Having hiked all the forest and snorkeled the reefs, our daytripper companions leave on the afternoon boat back to Stone Town. Paul and I now have the entire island to ourselves.

Evening falls, and a guide takes us to the legendary coconut crabs. The coral rag forest is dark, and we hear rustling around us. The guide turns on his flashlight wider. Like animal actors auditioning for a Japanese science fiction movie, ten formidable-looking crabs, some red, some blue, scrabble over a pile of watermelon, eating everything in their lumbering path.

I point out a group to Paul. "See? That group there.
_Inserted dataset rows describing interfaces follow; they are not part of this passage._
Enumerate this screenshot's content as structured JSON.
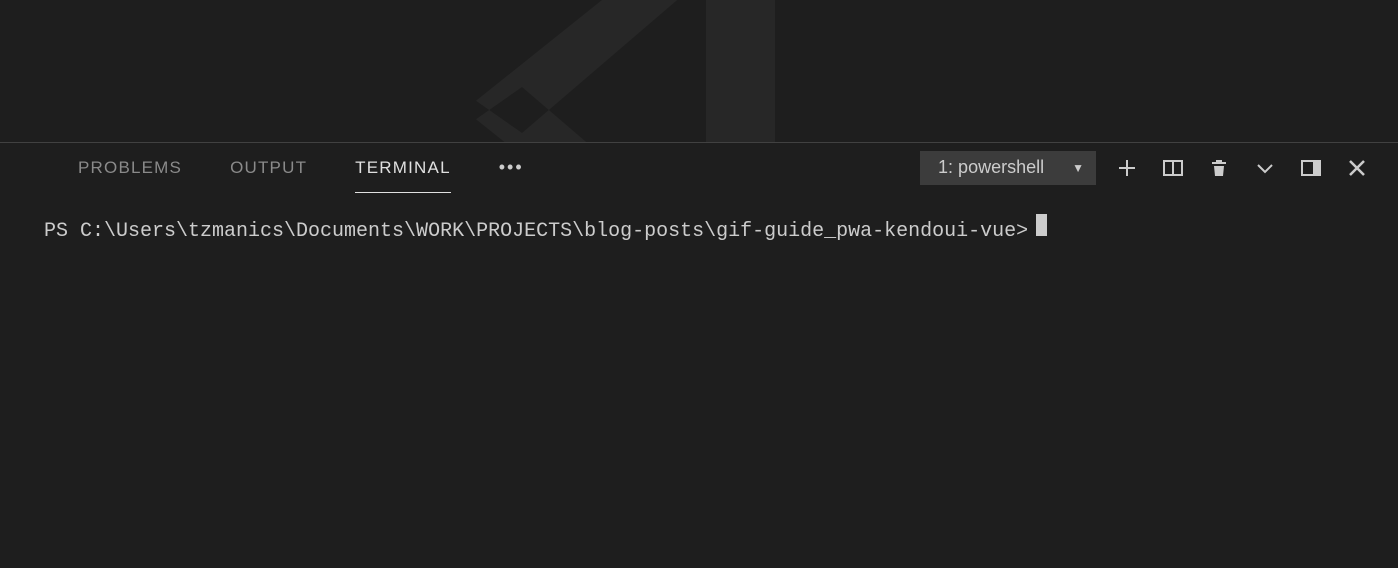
{
  "panel": {
    "tabs": {
      "problems": "PROBLEMS",
      "output": "OUTPUT",
      "terminal": "TERMINAL"
    }
  },
  "terminal": {
    "dropdown": {
      "selected": "1: powershell"
    },
    "prompt": "PS C:\\Users\\tzmanics\\Documents\\WORK\\PROJECTS\\blog-posts\\gif-guide_pwa-kendoui-vue>"
  }
}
They are large enough to have dismantled Amelia Earhart's corpse and carried the parts away to eat."

"I hope you remember that and can sleep tonight," he says." There are hundreds of these guys running just below our sea bungalow."

The next day we follow Chumbe's footpaths, clambering over large coral pieces into intertidal pools overgrown with mangroves. Her baobab trees shade us. We walk the entire circumference of Little Chumbe, stopping to examine the cast of thousands of colorful hermit crabs in the 15,000-year-old skeletal remains of corals and giant clams.

I jump on a large rock to get eye-level with Paul and spread my arms dramatically, singing, "This! All of this is why we came! "I circle 360 degrees in some random Instagram moment. "I hereby appoint us the official tally people of all crabs on this island."

As if in answer to my declaration, the tiniest red and white crab appears, hanging upside down from an encrusted ceiling of calcified reef over my head.

"Ah ha! Our first volunteer!" I continue my fantasy, whipping out my Android to take the crab's photo.

Later that evening, I hop onto the sole Wi-Fi spot on the island to Google Image Search for the little red crab and match her to a known species. Sadly, the only picture I can find is a similar red crab reported in 1898 in The Seychelles. Laying in our hammock, I worry that I'm the first to notice the last member of a near-extinct crab species. I wish I had carried it back to the Directress for tallying. There are some animals, like beetles, where humankind hasn’t even counted all the different species. Some animals may be extinct before we even know they existed.

Out in the distance, we can see how frail Chumbe's world is: A private island owned by billionaire Bill Gates is West of us. To the East are the twinkling lights of nearby Fumba Town, a new masterplan community advertising human access "to live the dream of a modern, spacious, secure and cosmopolitan lifestyle on a tropical island." A new fast ferry from Dar El Salaam to Zanzibar threatens the marine sanctuary. Little Chumbe itself might have already been sold if it were not for its UNESCO World Heritage status. But for now, the crabs still rule.
Night falls across the archipelago, and the remaining purple and gold streaks of the sunset emblazon the sky. Paul and I sit close together, our bare toes nestled in the sand. We stare out from the edge of the East Indian Ocean; a place so coveted that neighboring continents fought for centuries for this gateway to access the gold and ivory of Africa.

In the fading light, I see something exquisite and rare: A broad smile beams across Paul's face. And I think - Zanzibar is a special place. It’s where young Belgian immigrants can find new beginnings, great-great-granddaughters of Bantu slaves swim free and even the sons of Oman can still dream of a return. For us travelers as well - Here precious things lost can be found again. 

Lisa Thorell was born at a young age in New York. Because she was obsessed with light and vision (and could not see very well), she studied Visual Neurophysiology at UC Berkeley. To make money, she then went to the dark side, pursuing a career in hi tech and internet marketing in Silicon Valley, a place where she also lost money. She fully admits most of her life has been a conceptual art experiment.
While Lisa has published works on scientific and technical subjects, she’s never been paid for any writing that did not include a boatload of graphs and data.

Contact Lisa
(Unless you type the author's name
in the subject line of the message
we won't know where to send it.)

Book Case

Home Page

The Preservation Foundation, Inc., A Nonprofit Book Publisher